A growing number of state legislatures are concerned about the lack of security posed by Internet-of-Things (IoT) devices. California was the first to pass a law mandating better IoT security in 2018 and Oregon has followed suit this year while Illinois, Kentucky, Massachusetts, Maryland, New York, Rhode Island, Vermont and Virginia are considering similar legislation.
These laws are a positive first step in improving IoT security but the California and Oregon laws, which go into effect January 2020, have been criticized for being so broad and vague as to be largely ineffective, at least initially. The California law, in particular, covers any device that has either an Internet Protocol (IP) or Bluetooth address, which means everything from sensors on a factory floor to your Bluetooth headset. It requires “reasonable security features,” but does not say what’s reasonable within the definition of the law, which leaves much to interpretation. For example, while consumers might think requiring a password to connect to the Internet is a sufficient security measure, info sec professionals understand that IoT devices often include other, more complex interfaces that can access sensitive data if left ungated.
Though they may come across as ambiguous, these laws are likely intentionally broad to account for the fact that the ecosystem for IoT devices is still emerging. And, while IoT manufacturers are unlikely to rush to comply, particularly since there are no specified penalties, the hope is that the laws will prompt them to more carefully consider security. These regulations also serve to remind businesses that many of these seemingly benign devices are not actually secure. Organizations should take note, as most companies have plenty of these devices on their networks and they should identify exactly where they are and what risks they might pose.

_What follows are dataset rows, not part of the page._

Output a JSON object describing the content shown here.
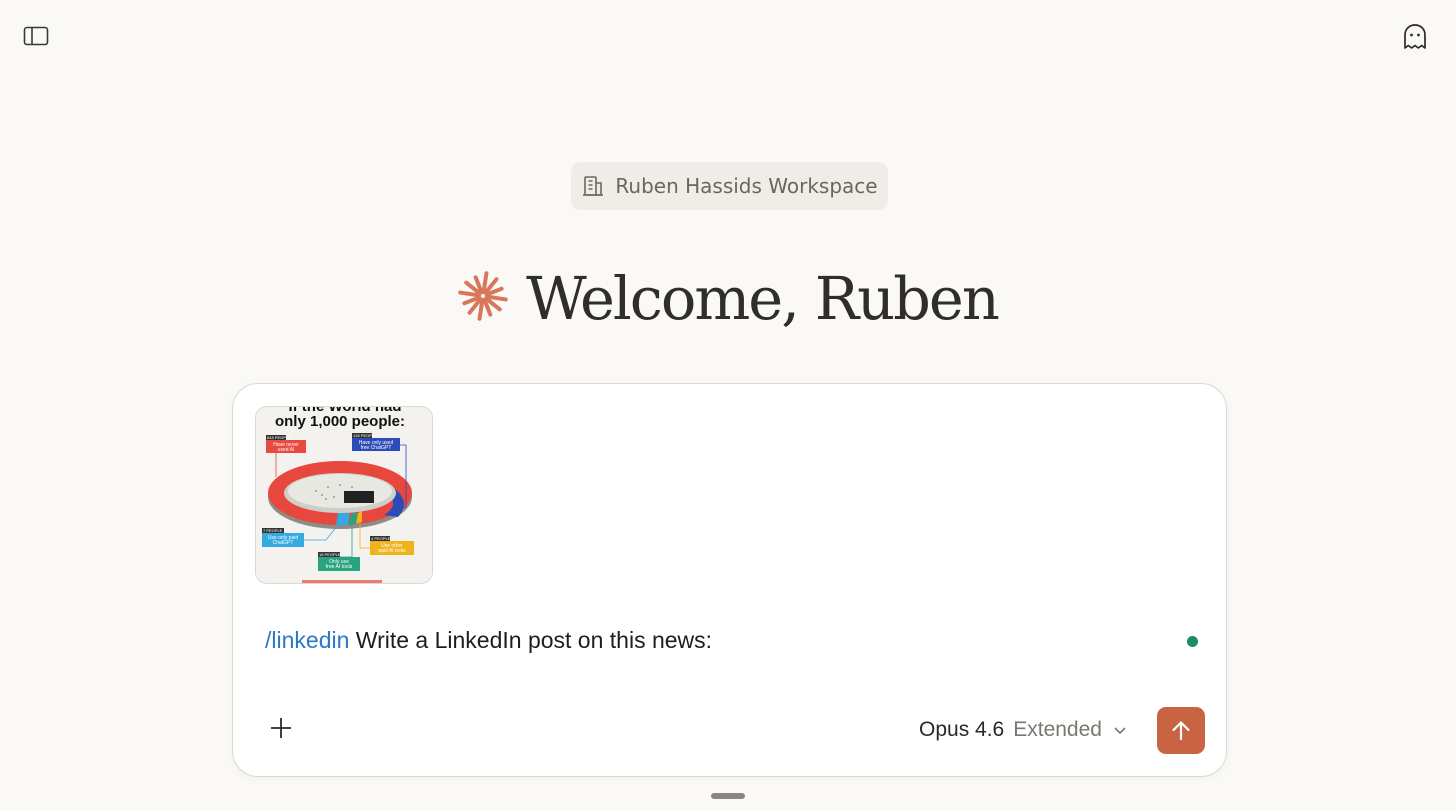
{
  "header": {
    "sidebar_toggle_icon": "sidebar-toggle-icon",
    "incognito_icon": "ghost-icon"
  },
  "workspace": {
    "icon": "building-icon",
    "label": "Ruben Hassids Workspace"
  },
  "welcome": {
    "logo_icon": "claude-spark-logo",
    "logo_color": "#d9775a",
    "title": "Welcome, Ruben"
  },
  "composer": {
    "attachment": {
      "title_line1": "If the World had",
      "title_line2": "only 1,000 people:",
      "callouts": [
        {
          "count": "848 PEOPLE",
          "text1": "Have never",
          "text2": "used AI",
          "color": "#e84a3f"
        },
        {
          "count": "126 PEOPLE",
          "text1": "Have only used",
          "text2": "free ChatGPT",
          "color": "#2c4bb8"
        },
        {
          "count": "7 PEOPLE",
          "text1": "Use only paid",
          "text2": "ChatGPT",
          "color": "#36a9e0"
        },
        {
          "count": "16 PEOPLE",
          "text1": "Only use",
          "text2": "free AI tools",
          "color": "#2aa37f"
        },
        {
          "count": "4 PEOPLE",
          "text1": "Use other",
          "text2": "paid AI tools",
          "color": "#f0b31c"
        }
      ]
    },
    "command": "/linkedin",
    "prompt_text": " Write a LinkedIn post on this news:",
    "status_color": "#1c8a6c",
    "add_icon": "plus-icon",
    "model_name": "Opus 4.6",
    "model_mode": "Extended",
    "model_chevron_icon": "chevron-down-icon",
    "send_icon": "arrow-up-icon",
    "send_color": "#c96442"
  }
}
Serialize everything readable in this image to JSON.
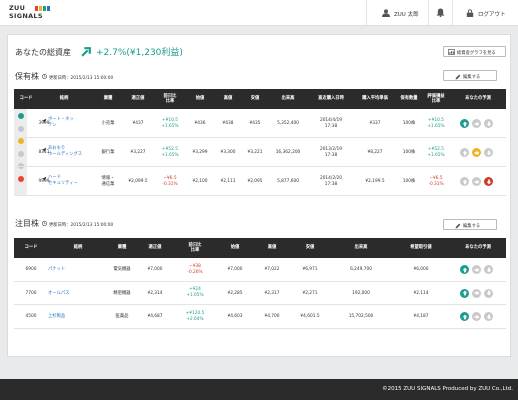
{
  "header": {
    "logo_line1": "ZUU",
    "logo_line2": "SIGNALS",
    "user_name": "ZUU 太郎",
    "logout": "ログアウト",
    "logo_colors": [
      "#e8423b",
      "#f0b323",
      "#1c9c8c",
      "#2a72c2"
    ]
  },
  "assets": {
    "title": "あなたの総資産",
    "change": "+2.7%(¥1,230利益)",
    "graph_button": "総資産グラフを見る"
  },
  "holdings": {
    "title": "保有株",
    "updated": "更新日時：2015/2/13 15:00:00",
    "edit_button": "編集する",
    "headers": [
      "コード",
      "銘柄",
      "業種",
      "適正値",
      "前日比\n比率",
      "始値",
      "高値",
      "安値",
      "出来高",
      "直近購入日時",
      "購入平均単価",
      "保有数量",
      "評価損益\n比率",
      "あなたの予測"
    ],
    "rows": [
      {
        "status": "#1c9c8c",
        "code": "3999",
        "name_l1": "ボート・ネッ",
        "name_l2": "テン",
        "industry": "小売業",
        "fair": "¥437",
        "diff1": "+¥10.5",
        "diff2": "+1.65%",
        "dir": "up",
        "open": "¥436",
        "high": "¥438",
        "low": "¥435",
        "volume": "5,352,400",
        "date1": "2014/4/19",
        "date2": "17:38",
        "avg": "¥337",
        "qty": "100株",
        "pl1": "+¥10.5",
        "pl2": "+1.65%",
        "pl_dir": "up",
        "prediction": "up"
      },
      {
        "status": "#f0b323",
        "code": "8311",
        "name_l1": "あおもり",
        "name_l2": "ホールディングス",
        "industry": "銀行業",
        "fair": "¥3,227",
        "diff1": "+¥52.5",
        "diff2": "+1.65%",
        "dir": "up",
        "open": "¥3,299",
        "high": "¥3,300",
        "low": "¥3,221",
        "volume": "16,362,200",
        "date1": "2013/2/19",
        "date2": "17:38",
        "avg": "¥8,227",
        "qty": "100株",
        "pl1": "+¥52.5",
        "pl2": "+1.65%",
        "pl_dir": "up",
        "prediction": "flat"
      },
      {
        "status": "#e8423b",
        "code": "9999",
        "name_l1": "ハード",
        "name_l2": "セキュリティー",
        "industry": "情報・\n通信業",
        "fair": "¥2,099.5",
        "diff1": "−¥6.5",
        "diff2": "-0.31%",
        "dir": "down",
        "open": "¥2,100",
        "high": "¥2,111",
        "low": "¥2,095",
        "volume": "5,877,600",
        "date1": "2014/2/20",
        "date2": "17:38",
        "avg": "¥2,199.5",
        "qty": "100株",
        "pl1": "−¥6.5",
        "pl2": "-0.31%",
        "pl_dir": "down",
        "prediction": "down"
      }
    ]
  },
  "watchlist": {
    "title": "注目株",
    "updated": "更新日時：2015/2/13 15:00:00",
    "edit_button": "編集する",
    "headers": [
      "コード",
      "銘柄",
      "業種",
      "適正値",
      "前日比\n比率",
      "始値",
      "高値",
      "安値",
      "出来高",
      "希望取引値",
      "あなたの予測"
    ],
    "rows": [
      {
        "code": "6900",
        "name": "パナット",
        "industry": "電気機器",
        "fair": "¥7,000",
        "diff1": "−¥38",
        "diff2": "-0.26%",
        "dir": "down",
        "open": "¥7,000",
        "high": "¥7,022",
        "low": "¥6,971",
        "volume": "6,249,700",
        "target": "¥6,000",
        "prediction": "up"
      },
      {
        "code": "7700",
        "name": "オールパス",
        "industry": "精密機器",
        "fair": "¥2,314",
        "diff1": "+¥24",
        "diff2": "+1.05%",
        "dir": "up",
        "open": "¥2,285",
        "high": "¥2,317",
        "low": "¥2,271",
        "volume": "192,000",
        "target": "¥2,114",
        "prediction": "up"
      },
      {
        "code": "4500",
        "name": "上杉製品",
        "industry": "医薬品",
        "fair": "¥4,687",
        "diff1": "+¥120.5",
        "diff2": "+2.64%",
        "dir": "up",
        "open": "¥4,603",
        "high": "¥4,700",
        "low": "¥4,601.5",
        "volume": "15,702,500",
        "target": "¥4,187",
        "prediction": "up"
      }
    ]
  },
  "footer": {
    "copyright": "©2015 ZUU SIGNALS Produced by ZUU Co.,Ltd."
  },
  "colors": {
    "up": "#1c9c8c",
    "down": "#d0392c",
    "flat": "#f0b323",
    "neutral": "#c9c9c9",
    "link": "#2a72c2"
  }
}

If your organization uses IoT devices, here are some tips to help mitigate security concerns:
- Inventory your assets to make sure you know what IoT devices are on your network, and where they reside. Take a close look at all connected devices, including security cameras, badge-reading systems, WiFi routers and Bluetooth headsets.

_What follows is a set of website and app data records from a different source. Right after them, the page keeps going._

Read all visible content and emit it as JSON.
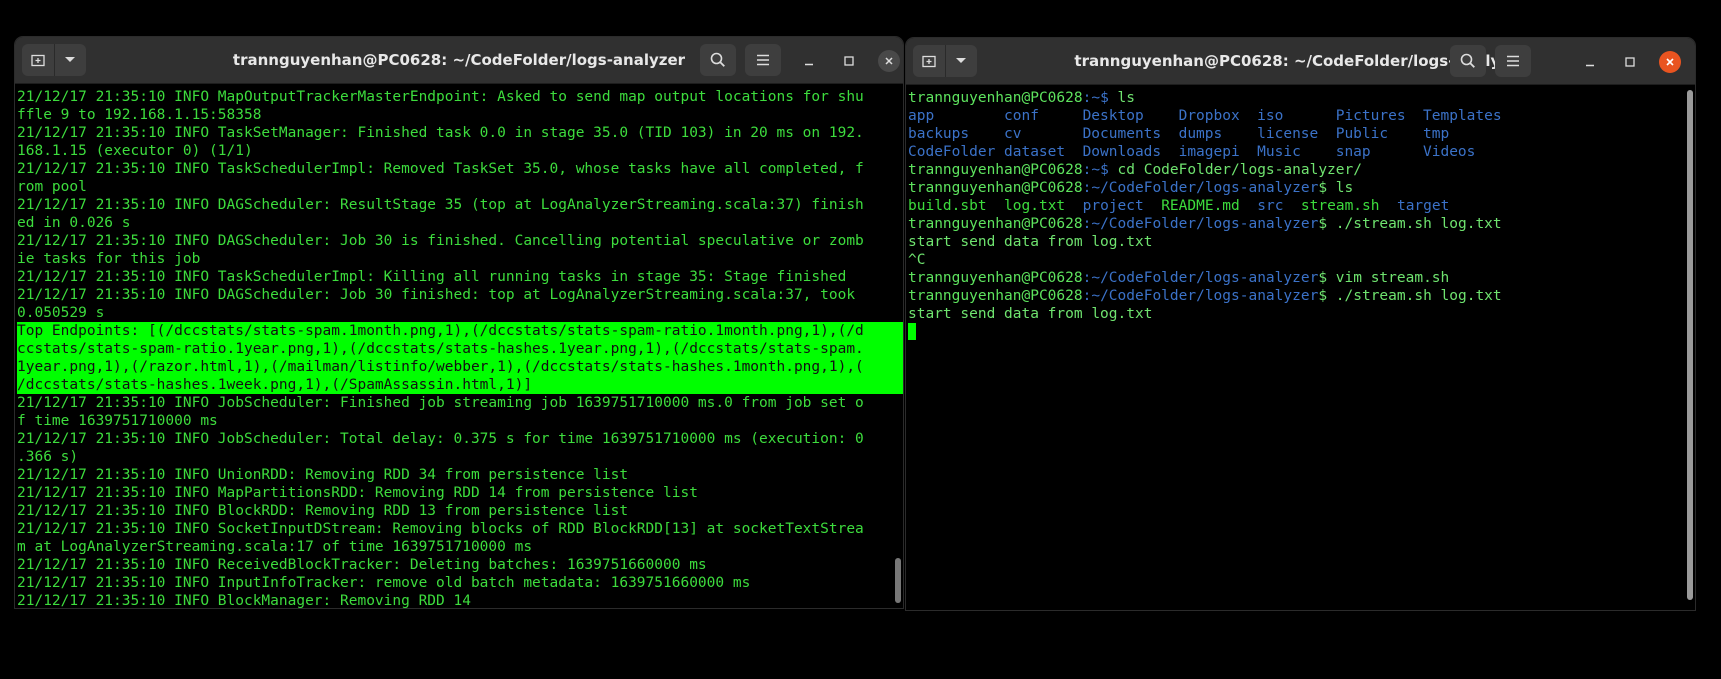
{
  "left_window": {
    "title": "trannguyenhan@PC0628: ~/CodeFolder/logs-analyzer",
    "lines": [
      "21/12/17 21:35:10 INFO MapOutputTrackerMasterEndpoint: Asked to send map output locations for shu",
      "ffle 9 to 192.168.1.15:58358",
      "21/12/17 21:35:10 INFO TaskSetManager: Finished task 0.0 in stage 35.0 (TID 103) in 20 ms on 192.",
      "168.1.15 (executor 0) (1/1)",
      "21/12/17 21:35:10 INFO TaskSchedulerImpl: Removed TaskSet 35.0, whose tasks have all completed, f",
      "rom pool",
      "21/12/17 21:35:10 INFO DAGScheduler: ResultStage 35 (top at LogAnalyzerStreaming.scala:37) finish",
      "ed in 0.026 s",
      "21/12/17 21:35:10 INFO DAGScheduler: Job 30 is finished. Cancelling potential speculative or zomb",
      "ie tasks for this job",
      "21/12/17 21:35:10 INFO TaskSchedulerImpl: Killing all running tasks in stage 35: Stage finished",
      "21/12/17 21:35:10 INFO DAGScheduler: Job 30 finished: top at LogAnalyzerStreaming.scala:37, took",
      "0.050529 s"
    ],
    "highlight_lines": [
      "Top Endpoints: [(/dccstats/stats-spam.1month.png,1),(/dccstats/stats-spam-ratio.1month.png,1),(/d",
      "ccstats/stats-spam-ratio.1year.png,1),(/dccstats/stats-hashes.1year.png,1),(/dccstats/stats-spam.",
      "1year.png,1),(/razor.html,1),(/mailman/listinfo/webber,1),(/dccstats/stats-hashes.1month.png,1),(",
      "/dccstats/stats-hashes.1week.png,1),(/SpamAssassin.html,1)]"
    ],
    "lines_after": [
      "21/12/17 21:35:10 INFO JobScheduler: Finished job streaming job 1639751710000 ms.0 from job set o",
      "f time 1639751710000 ms",
      "21/12/17 21:35:10 INFO JobScheduler: Total delay: 0.375 s for time 1639751710000 ms (execution: 0",
      ".366 s)",
      "21/12/17 21:35:10 INFO UnionRDD: Removing RDD 34 from persistence list",
      "21/12/17 21:35:10 INFO MapPartitionsRDD: Removing RDD 14 from persistence list",
      "21/12/17 21:35:10 INFO BlockRDD: Removing RDD 13 from persistence list",
      "21/12/17 21:35:10 INFO SocketInputDStream: Removing blocks of RDD BlockRDD[13] at socketTextStrea",
      "m at LogAnalyzerStreaming.scala:17 of time 1639751710000 ms",
      "21/12/17 21:35:10 INFO ReceivedBlockTracker: Deleting batches: 1639751660000 ms",
      "21/12/17 21:35:10 INFO InputInfoTracker: remove old batch metadata: 1639751660000 ms",
      "21/12/17 21:35:10 INFO BlockManager: Removing RDD 14"
    ]
  },
  "right_window": {
    "title": "trannguyenhan@PC0628: ~/CodeFolder/logs-analyzer",
    "prompt_user": "trannguyenhan@PC0628",
    "prompt_home": ":~$ ",
    "prompt_path": ":~/CodeFolder/logs-analyzer",
    "prompt_dollar": "$ ",
    "cmd1": "ls",
    "ls1_rows": [
      [
        "app",
        "conf",
        "Desktop",
        "Dropbox",
        "iso",
        "Pictures",
        "Templates"
      ],
      [
        "backups",
        "cv",
        "Documents",
        "dumps",
        "license",
        "Public",
        "tmp"
      ],
      [
        "CodeFolder",
        "dataset",
        "Downloads",
        "imagepi",
        "Music",
        "snap",
        "Videos"
      ]
    ],
    "ls1_col_widths": [
      11,
      9,
      11,
      9,
      9,
      10,
      10
    ],
    "cmd2": "cd CodeFolder/logs-analyzer/",
    "cmd3": "ls",
    "ls2": {
      "f1": "build.sbt",
      "f2": "log.txt",
      "d1": "project",
      "f3": "README.md",
      "d2": "src",
      "f4": "stream.sh",
      "d3": "target"
    },
    "cmd4": "./stream.sh log.txt",
    "out1": "start send data from log.txt",
    "out2": "^C",
    "cmd5": "vim stream.sh",
    "cmd6": "./stream.sh log.txt",
    "out3": "start send data from log.txt"
  },
  "colors": {
    "log_green": "#3ddc3d",
    "highlight_bg": "#00ff00",
    "path_blue": "#3b72c8",
    "close_orange": "#e95420"
  }
}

- Assign someone from your IT staff the responsibility of securing these devices.
- Assess your risks and approach these devices like a hacker. If you broke in through this device, where in your network could you go? What bad things could you do?
- Segment IoT devices so they cannot connect to the most critical parts of your network. Although this goes against the whole appeal of these devices, i.e. that they connect to everything, you need to ensure they can’t spread malware that would harm your business. The balance will ultimately come down to how you deploy each device and your level of risk tolerance.
- Identify whether the device can be updated and patched. If so, who does the updating, when and how?
For IoT device manufacturers, we recommend the following:
- Consult with info sec experts to evaluate the security of your product. They can help ensure you’re designing devices that include security from the ground up.
- Consult your attorney. Have your attorney read the laws and make sure you’re following their provisions.
For more on improving your organization’s security posture overall and how we can help, visit www.btbsecurity.com.